Desophyles paused in the doorway to look back at her. “Fixing Plan A.”
Leta marched after him. “Oh hell no. If you think I’m just going to let you walk away from this with the Verdant CID to do whatever the hell crazy plan you’ve concocted–”
Dez glanced down at Fiearius, presumably for help, but he seemed entirely focused on ensuring oxygen made it in and out of his lungs. So Dez sighed. “Doctor, you have to trust me.”
Leta crossed her arms over her chest. “I don’t.”
“I know.” Dez frowned. “I know. But you need to. Any minute, the Ellegian fleet is going to return and Carthis, your friends, are going to lose this battle. Let me go and I can stop that from happening. I can end this.”
“If you’re suddenly so noble, then I’ll come with you,” Leta seethed. “I’d love to see this great save-the-world plan of yours in action.”
Dez’s clenched fists told her just how much he was losing his patience. “You have a more important task to attend to.” He gestured at Fiearius lying against the wall, those breaths of his coming shorter and shorter. “Doctor, please. Get him out of here, keep him alive. I swear to you, upon whatever you need me to swear on, what I do here today is nothing you yourself would not do, and as soon as I’m able, as soon as we can ensure Carthis’ ignorance of it, I’ll return the chip to Fiearius. You have my absolute solemn word.”
Leta didn’t like this. Of all of Fiearius’ colleagues and criminals, even those who she’d seen firsthand do terrible, brutal things, Dez was still the one she trusted least. He was the man who, no matter what side he seemed currently aligned with, appeared likely to jump to the other at any moment. How many times had he betrayed Fiearius? How many more would he? And yet as Leta stood there across the hall from him and growled, “Your word doesn’t mean a hell of a lot,” she realized he was right when he shrugged and replied, “What other choice do you have?”
As if on cue, a blast of wind swept through the hallway, so strong that Leta had to shield her face from it. When it died down and she looked up, a small Carthian shuttle was carefully hovering in place just outside the wall, its ramp already open and an emergency team rushing out into the hall. And Dez? Gone.

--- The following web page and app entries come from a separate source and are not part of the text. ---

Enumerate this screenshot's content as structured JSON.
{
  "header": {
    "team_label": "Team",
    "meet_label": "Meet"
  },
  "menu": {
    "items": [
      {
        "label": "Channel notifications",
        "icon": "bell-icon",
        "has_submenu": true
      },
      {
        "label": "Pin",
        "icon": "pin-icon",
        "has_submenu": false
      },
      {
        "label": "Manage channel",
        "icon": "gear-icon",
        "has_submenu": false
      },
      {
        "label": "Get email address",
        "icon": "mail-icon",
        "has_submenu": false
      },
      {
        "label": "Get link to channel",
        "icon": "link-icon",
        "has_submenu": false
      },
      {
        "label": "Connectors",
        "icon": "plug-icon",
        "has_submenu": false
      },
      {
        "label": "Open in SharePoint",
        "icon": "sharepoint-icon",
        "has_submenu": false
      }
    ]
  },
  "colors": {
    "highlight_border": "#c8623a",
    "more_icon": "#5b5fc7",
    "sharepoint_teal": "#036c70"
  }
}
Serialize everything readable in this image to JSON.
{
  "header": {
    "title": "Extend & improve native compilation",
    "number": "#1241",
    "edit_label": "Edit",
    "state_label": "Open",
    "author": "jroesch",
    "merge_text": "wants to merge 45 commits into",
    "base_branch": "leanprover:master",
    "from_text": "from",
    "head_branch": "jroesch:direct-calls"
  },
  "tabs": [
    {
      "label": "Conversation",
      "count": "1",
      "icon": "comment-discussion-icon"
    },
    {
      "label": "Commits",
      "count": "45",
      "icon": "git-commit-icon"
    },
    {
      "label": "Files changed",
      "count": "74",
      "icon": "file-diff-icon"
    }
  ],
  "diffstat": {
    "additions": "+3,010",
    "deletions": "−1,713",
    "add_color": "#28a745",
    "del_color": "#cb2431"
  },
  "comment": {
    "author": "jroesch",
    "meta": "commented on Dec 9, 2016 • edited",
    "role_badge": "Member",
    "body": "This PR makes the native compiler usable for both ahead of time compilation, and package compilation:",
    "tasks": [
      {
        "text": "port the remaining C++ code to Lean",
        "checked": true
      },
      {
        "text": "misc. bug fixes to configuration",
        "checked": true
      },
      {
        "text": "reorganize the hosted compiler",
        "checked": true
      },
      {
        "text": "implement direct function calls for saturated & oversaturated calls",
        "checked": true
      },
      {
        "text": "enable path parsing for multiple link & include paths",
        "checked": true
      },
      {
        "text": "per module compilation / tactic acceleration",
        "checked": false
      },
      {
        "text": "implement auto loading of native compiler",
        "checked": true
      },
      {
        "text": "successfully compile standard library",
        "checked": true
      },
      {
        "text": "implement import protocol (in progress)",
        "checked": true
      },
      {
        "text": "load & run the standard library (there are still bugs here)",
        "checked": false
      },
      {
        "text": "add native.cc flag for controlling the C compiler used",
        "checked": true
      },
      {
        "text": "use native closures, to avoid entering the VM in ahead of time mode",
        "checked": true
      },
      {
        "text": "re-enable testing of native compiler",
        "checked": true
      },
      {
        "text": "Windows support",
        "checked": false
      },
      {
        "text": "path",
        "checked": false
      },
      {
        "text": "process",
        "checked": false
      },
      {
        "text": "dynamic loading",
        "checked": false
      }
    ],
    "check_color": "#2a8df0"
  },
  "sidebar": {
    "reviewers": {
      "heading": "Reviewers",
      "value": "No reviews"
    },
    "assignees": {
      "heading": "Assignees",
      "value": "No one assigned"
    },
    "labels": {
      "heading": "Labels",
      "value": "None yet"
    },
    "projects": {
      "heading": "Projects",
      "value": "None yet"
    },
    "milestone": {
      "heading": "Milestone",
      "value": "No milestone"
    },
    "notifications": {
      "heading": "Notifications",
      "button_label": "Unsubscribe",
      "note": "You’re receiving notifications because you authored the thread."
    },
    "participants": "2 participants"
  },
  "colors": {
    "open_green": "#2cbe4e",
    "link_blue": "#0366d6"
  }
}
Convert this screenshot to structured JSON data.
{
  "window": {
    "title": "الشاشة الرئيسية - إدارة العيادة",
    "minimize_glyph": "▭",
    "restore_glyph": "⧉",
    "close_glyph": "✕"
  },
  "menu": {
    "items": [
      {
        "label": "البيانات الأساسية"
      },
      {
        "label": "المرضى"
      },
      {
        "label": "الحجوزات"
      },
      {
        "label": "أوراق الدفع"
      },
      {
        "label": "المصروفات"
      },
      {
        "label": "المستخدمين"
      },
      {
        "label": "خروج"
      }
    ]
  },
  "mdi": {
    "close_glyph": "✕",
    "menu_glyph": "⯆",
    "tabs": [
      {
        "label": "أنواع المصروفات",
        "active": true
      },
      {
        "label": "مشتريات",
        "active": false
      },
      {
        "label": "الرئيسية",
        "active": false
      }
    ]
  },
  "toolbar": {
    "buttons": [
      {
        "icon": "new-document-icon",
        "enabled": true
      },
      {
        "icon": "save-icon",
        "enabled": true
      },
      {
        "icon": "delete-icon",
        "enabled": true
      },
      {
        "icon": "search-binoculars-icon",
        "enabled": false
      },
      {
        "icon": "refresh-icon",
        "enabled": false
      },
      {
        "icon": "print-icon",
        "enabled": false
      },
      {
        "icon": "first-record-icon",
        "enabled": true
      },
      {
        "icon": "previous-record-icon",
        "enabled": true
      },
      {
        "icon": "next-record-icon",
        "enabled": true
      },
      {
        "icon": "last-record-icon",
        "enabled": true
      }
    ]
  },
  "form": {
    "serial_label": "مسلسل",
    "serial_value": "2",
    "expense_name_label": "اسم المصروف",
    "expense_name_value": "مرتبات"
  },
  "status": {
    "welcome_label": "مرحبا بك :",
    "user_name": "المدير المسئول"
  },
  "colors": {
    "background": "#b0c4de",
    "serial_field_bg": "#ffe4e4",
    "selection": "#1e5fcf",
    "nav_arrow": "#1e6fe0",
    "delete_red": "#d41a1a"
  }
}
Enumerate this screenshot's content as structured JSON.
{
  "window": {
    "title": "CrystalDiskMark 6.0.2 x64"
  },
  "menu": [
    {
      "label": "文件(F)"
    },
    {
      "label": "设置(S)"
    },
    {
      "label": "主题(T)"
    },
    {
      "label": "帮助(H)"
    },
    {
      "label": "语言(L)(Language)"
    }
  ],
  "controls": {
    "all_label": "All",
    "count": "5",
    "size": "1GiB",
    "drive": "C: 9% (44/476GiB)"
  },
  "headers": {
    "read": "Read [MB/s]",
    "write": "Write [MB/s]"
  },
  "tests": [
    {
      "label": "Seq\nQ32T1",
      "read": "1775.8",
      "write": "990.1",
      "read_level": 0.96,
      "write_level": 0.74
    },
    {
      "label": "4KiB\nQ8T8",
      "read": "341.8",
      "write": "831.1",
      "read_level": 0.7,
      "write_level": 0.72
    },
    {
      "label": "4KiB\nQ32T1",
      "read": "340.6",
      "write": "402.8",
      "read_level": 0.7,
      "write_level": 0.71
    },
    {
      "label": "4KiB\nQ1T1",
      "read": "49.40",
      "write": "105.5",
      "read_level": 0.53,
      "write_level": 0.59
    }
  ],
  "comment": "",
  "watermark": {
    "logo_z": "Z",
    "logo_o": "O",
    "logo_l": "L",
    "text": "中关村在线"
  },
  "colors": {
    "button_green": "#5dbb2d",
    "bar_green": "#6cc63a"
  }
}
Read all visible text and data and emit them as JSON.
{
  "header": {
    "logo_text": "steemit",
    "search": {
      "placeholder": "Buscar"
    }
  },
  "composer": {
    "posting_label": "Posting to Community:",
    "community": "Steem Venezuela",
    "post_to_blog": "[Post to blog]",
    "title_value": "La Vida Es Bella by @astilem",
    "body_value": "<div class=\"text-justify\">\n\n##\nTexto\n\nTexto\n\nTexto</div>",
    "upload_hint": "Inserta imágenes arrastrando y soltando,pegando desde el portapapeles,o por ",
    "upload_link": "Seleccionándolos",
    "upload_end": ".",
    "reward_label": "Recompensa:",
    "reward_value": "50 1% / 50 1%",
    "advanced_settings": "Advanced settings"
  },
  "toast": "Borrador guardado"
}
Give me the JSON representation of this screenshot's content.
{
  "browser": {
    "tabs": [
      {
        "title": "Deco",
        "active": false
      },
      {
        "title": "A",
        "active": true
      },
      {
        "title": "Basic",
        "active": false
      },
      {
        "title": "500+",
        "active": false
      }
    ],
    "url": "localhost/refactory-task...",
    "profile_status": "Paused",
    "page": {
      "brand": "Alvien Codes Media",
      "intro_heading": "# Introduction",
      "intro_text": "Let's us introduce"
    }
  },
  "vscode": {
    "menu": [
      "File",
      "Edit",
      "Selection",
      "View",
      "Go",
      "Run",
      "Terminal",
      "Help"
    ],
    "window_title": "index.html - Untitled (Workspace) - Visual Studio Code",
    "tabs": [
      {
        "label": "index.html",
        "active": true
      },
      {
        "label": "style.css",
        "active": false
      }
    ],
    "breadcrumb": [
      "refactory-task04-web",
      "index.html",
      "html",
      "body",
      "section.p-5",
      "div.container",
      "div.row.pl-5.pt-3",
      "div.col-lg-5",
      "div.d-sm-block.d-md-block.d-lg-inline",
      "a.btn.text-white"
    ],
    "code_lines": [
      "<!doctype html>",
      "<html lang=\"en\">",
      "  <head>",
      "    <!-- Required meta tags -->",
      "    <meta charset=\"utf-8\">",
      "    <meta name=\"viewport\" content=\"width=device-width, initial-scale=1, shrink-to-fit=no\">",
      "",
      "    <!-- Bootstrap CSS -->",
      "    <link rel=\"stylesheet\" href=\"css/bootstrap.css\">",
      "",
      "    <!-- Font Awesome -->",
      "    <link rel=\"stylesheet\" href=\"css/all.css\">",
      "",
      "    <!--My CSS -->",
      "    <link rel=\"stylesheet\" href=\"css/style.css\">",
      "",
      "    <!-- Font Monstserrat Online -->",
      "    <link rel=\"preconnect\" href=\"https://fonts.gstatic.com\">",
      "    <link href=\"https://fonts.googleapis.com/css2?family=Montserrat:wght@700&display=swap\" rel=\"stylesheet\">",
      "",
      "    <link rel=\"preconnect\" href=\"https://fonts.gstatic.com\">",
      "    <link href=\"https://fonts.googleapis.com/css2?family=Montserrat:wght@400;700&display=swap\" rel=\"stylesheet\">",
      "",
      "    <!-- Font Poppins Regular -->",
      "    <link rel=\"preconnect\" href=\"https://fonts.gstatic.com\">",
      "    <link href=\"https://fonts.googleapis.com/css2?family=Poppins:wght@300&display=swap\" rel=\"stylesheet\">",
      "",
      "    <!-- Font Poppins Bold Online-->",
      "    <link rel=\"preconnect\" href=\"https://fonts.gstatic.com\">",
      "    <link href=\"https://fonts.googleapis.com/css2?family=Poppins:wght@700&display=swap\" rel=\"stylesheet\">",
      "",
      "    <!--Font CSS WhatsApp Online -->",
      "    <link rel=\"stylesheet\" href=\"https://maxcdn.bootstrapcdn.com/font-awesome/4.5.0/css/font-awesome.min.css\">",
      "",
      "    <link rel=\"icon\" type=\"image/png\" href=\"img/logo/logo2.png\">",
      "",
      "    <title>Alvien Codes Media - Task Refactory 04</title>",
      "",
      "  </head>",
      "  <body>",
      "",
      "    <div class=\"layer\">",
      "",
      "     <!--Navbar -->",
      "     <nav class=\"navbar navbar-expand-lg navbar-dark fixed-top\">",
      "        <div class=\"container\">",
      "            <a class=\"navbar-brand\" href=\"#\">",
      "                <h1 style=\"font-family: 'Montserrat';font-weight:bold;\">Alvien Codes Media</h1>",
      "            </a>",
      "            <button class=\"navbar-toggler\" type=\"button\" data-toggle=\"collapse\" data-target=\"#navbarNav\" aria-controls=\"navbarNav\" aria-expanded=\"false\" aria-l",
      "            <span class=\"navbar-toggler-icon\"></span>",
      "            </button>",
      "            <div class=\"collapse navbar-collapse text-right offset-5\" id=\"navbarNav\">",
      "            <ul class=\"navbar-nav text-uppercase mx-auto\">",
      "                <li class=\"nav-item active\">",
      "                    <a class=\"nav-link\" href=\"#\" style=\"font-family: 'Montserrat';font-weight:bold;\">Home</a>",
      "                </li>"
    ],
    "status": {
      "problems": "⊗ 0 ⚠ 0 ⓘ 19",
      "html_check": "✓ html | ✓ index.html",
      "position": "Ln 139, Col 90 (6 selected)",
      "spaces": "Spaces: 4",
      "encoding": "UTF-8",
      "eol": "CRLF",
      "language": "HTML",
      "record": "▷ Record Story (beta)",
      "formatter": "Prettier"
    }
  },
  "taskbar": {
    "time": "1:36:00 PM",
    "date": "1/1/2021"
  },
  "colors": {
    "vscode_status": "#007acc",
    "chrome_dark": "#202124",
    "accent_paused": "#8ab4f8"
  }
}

Praying with every ounce of faith she had left that just this once, Dez was telling the truth, Leta turned from the doorway and hurried back to Fiearius’ side to help the medical team get him aboard and get him to safety. After all, if she wanted Fiearius to live, if she wanted Carthis to stay in the dark about the CID and about Dez, if she wanted this alliance to continue? What other choice did she have?